HOW TO COMPLETE THIS TASK >>
Find all the lines in the entries below that hold the word "Riot" and copy them.

(Data about app and page elements)
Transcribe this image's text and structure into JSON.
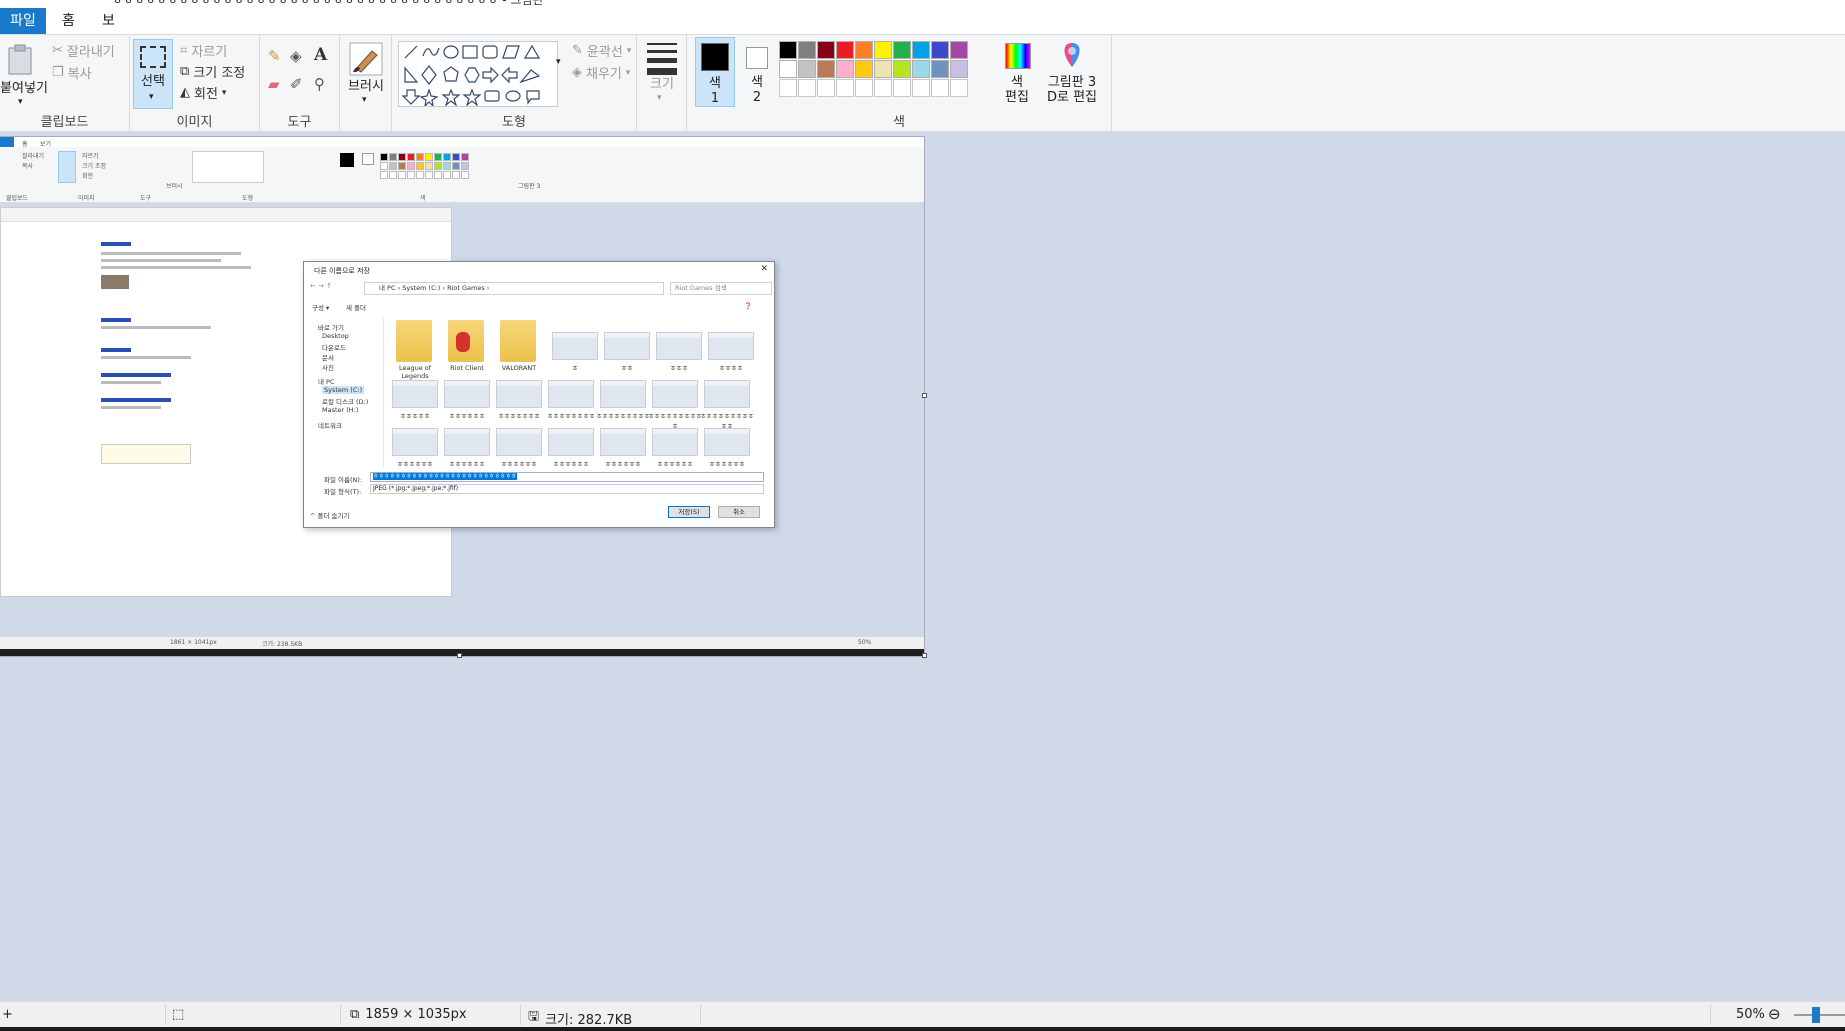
{
  "window": {
    "title": "ㅎㅎㅎㅎㅎㅎㅎㅎㅎㅎㅎㅎㅎㅎㅎㅎㅎㅎㅎㅎㅎㅎㅎㅎㅎㅎㅎㅎㅎㅎㅎㅎㅎㅎㅎ - 그림판"
  },
  "menu": {
    "file": "파일",
    "home": "홈",
    "view": "보기"
  },
  "ribbon": {
    "clipboard": {
      "paste": "붙여넣기",
      "cut": "잘라내기",
      "copy": "복사",
      "label": "클립보드"
    },
    "image": {
      "select": "선택",
      "crop": "자르기",
      "resize": "크기 조정",
      "rotate": "회전",
      "label": "이미지"
    },
    "tools": {
      "label": "도구"
    },
    "brushes": {
      "label": "브러시"
    },
    "shapes": {
      "outline": "윤곽선",
      "fill": "채우기",
      "label": "도형"
    },
    "size": {
      "label": "크기"
    },
    "colors": {
      "color1": "색\n1",
      "color1_l1": "색",
      "color1_l2": "1",
      "color2_l1": "색",
      "color2_l2": "2",
      "edit_l1": "색",
      "edit_l2": "편집",
      "paint3d_l1": "그림판 3",
      "paint3d_l2": "D로 편집",
      "label": "색",
      "palette_row1": [
        "#000000",
        "#7f7f7f",
        "#880015",
        "#ed1c24",
        "#ff7f27",
        "#fff200",
        "#22b14c",
        "#00a2e8",
        "#3f48cc",
        "#a349a4"
      ],
      "palette_row2": [
        "#ffffff",
        "#c3c3c3",
        "#b97a57",
        "#ffaec9",
        "#ffc90e",
        "#efe4b0",
        "#b5e61d",
        "#99d9ea",
        "#7092be",
        "#c8bfe7"
      ]
    }
  },
  "dialog": {
    "title": "다른 이름으로 저장",
    "address": "내 PC  ›  System (C:)  ›  Riot Games  ›",
    "search_placeholder": "Riot Games 검색",
    "organize": "구성 ▾",
    "new_folder": "새 폴더",
    "nav": [
      "바로 가기",
      "Desktop",
      "다운로드",
      "문서",
      "사진",
      "내 PC",
      "System (C:)",
      "로컬 디스크 (D:)",
      "Master (H:)",
      "네트워크"
    ],
    "folders": [
      "League of Legends",
      "Riot Client",
      "VALORANT"
    ],
    "file_labels_row1": [
      "ㅎ",
      "ㅎㅎ",
      "ㅎㅎㅎ",
      "ㅎㅎㅎㅎ"
    ],
    "file_labels_row2": [
      "ㅎㅎㅎㅎㅎ",
      "ㅎㅎㅎㅎㅎㅎ",
      "ㅎㅎㅎㅎㅎㅎㅎ",
      "ㅎㅎㅎㅎㅎㅎㅎㅎ",
      "ㅎㅎㅎㅎㅎㅎㅎㅎㅎ",
      "ㅎㅎㅎㅎㅎㅎㅎㅎㅎㅎ",
      "ㅎㅎㅎㅎㅎㅎㅎㅎㅎㅎㅎ"
    ],
    "file_labels_row3": [
      "ㅎㅎㅎㅎㅎㅎ",
      "ㅎㅎㅎㅎㅎㅎ",
      "ㅎㅎㅎㅎㅎㅎ",
      "ㅎㅎㅎㅎㅎㅎ",
      "ㅎㅎㅎㅎㅎㅎ",
      "ㅎㅎㅎㅎㅎㅎ",
      "ㅎㅎㅎㅎㅎㅎ"
    ],
    "filename_label": "파일 이름(N):",
    "filename_value": "ㅎㅎㅎㅎㅎㅎㅎㅎㅎㅎㅎㅎㅎㅎㅎㅎㅎㅎㅎㅎㅎㅎㅎㅎㅎㅎ",
    "filetype_label": "파일 형식(T):",
    "filetype_value": "JPEG (*.jpg;*.jpeg;*.jpe;*.jfif)",
    "hide_folders": "폴더 숨기기",
    "save": "저장(S)",
    "cancel": "취소"
  },
  "inner_status": {
    "dims": "1861 × 1041px",
    "size": "크기: 238.5KB",
    "zoom": "50%"
  },
  "status": {
    "dimensions": "1859 × 1035px",
    "size": "크기: 282.7KB",
    "zoom": "50%"
  }
}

REPLY TO THE EXERCISE >>
    "address": "내 PC  ›  System (C:)  ›  Riot Games  ›",
    "search_placeholder": "Riot Games 검색",
      "Riot Client",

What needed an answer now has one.